(INPUT begins)
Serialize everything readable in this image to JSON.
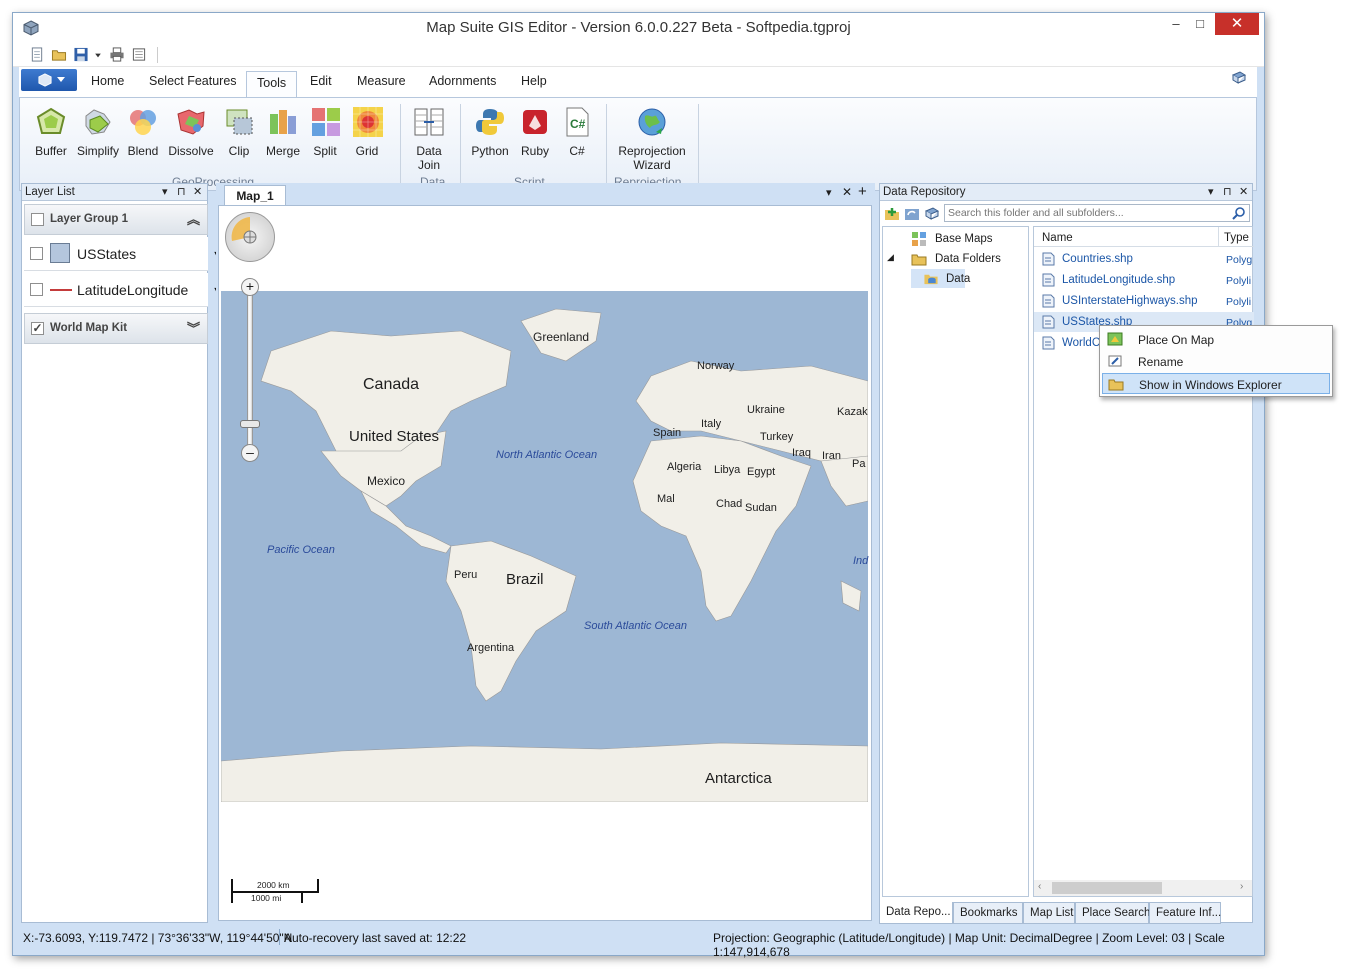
{
  "window": {
    "title": "Map Suite GIS Editor - Version 6.0.0.227 Beta - Softpedia.tgproj",
    "minimize": "–",
    "maximize": "□",
    "close": "✕"
  },
  "quick_access": {
    "icons": [
      "new-document-icon",
      "open-folder-icon",
      "save-icon",
      "dropdown-arrow-icon",
      "print-icon",
      "print-preview-icon"
    ]
  },
  "ribbon": {
    "tabs": [
      "Home",
      "Select Features",
      "Tools",
      "Edit",
      "Measure",
      "Adornments",
      "Help"
    ],
    "active_tab": "Tools",
    "buttons": {
      "buffer": "Buffer",
      "simplify": "Simplify",
      "blend": "Blend",
      "dissolve": "Dissolve",
      "clip": "Clip",
      "merge": "Merge",
      "split": "Split",
      "grid": "Grid",
      "data_join_1": "Data",
      "data_join_2": "Join",
      "python": "Python",
      "ruby": "Ruby",
      "csharp": "C#",
      "reproj_1": "Reprojection",
      "reproj_2": "Wizard"
    },
    "groups": {
      "geoprocessing": "GeoProcessing",
      "data": "Data",
      "script": "Script",
      "reprojection": "Reprojection"
    }
  },
  "layer_list": {
    "title": "Layer List",
    "group1": "Layer Group 1",
    "layer1": "USStates",
    "layer2": "LatitudeLongitude",
    "group2": "World Map Kit"
  },
  "map": {
    "tab_label": "Map_1",
    "labels": {
      "greenland": "Greenland",
      "canada": "Canada",
      "united_states": "United States",
      "mexico": "Mexico",
      "norway": "Norway",
      "ukraine": "Ukraine",
      "kazak": "Kazak",
      "spain": "Spain",
      "italy": "Italy",
      "turkey": "Turkey",
      "iraq": "Iraq",
      "iran": "Iran",
      "pa": "Pa",
      "algeria": "Algeria",
      "libya": "Libya",
      "egypt": "Egypt",
      "mali": "Mal",
      "chad": "Chad",
      "sudan": "Sudan",
      "north_atlantic": "North Atlantic Ocean",
      "pacific": "Pacific Ocean",
      "ind": "Ind",
      "peru": "Peru",
      "brazil": "Brazil",
      "south_atlantic": "South Atlantic Ocean",
      "argentina": "Argentina",
      "antarctica": "Antarctica"
    },
    "scale_km": "2000 km",
    "scale_mi": "1000 mi"
  },
  "repository": {
    "title": "Data Repository",
    "search_placeholder": "Search this folder and all subfolders...",
    "tree": [
      "Base Maps",
      "Data Folders",
      "Data"
    ],
    "columns": [
      "Name",
      "Type"
    ],
    "files": [
      {
        "name": "Countries.shp",
        "type": "Polyg"
      },
      {
        "name": "LatitudeLongitude.shp",
        "type": "Polyli"
      },
      {
        "name": "USInterstateHighways.shp",
        "type": "Polyli"
      },
      {
        "name": "USStates.shp",
        "type": "Polyg"
      },
      {
        "name": "WorldC",
        "type": ""
      }
    ]
  },
  "context_menu": {
    "items": [
      "Place On Map",
      "Rename",
      "Show in Windows Explorer"
    ],
    "highlighted": "Show in Windows Explorer"
  },
  "bottom_tabs": [
    "Data Repo...",
    "Bookmarks",
    "Map List",
    "Place Search",
    "Feature Inf..."
  ],
  "status": {
    "coords": "X:-73.6093, Y:119.7472 | 73°36'33\"W, 119°44'50\"N",
    "autosave": "Auto-recovery last saved at: 12:22",
    "right": "Projection: Geographic (Latitude/Longitude) | Map Unit: DecimalDegree | Zoom Level: 03 | Scale 1:147,914,678"
  },
  "colors": {
    "ocean": "#9db7d4",
    "land": "#f1efe8",
    "accent": "#2b5ea8",
    "window_bg": "#cfe0f4"
  }
}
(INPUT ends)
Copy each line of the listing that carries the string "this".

Serialize everything readable in this image to JSON.
    "search_placeholder": "Search this folder and all subfolders...",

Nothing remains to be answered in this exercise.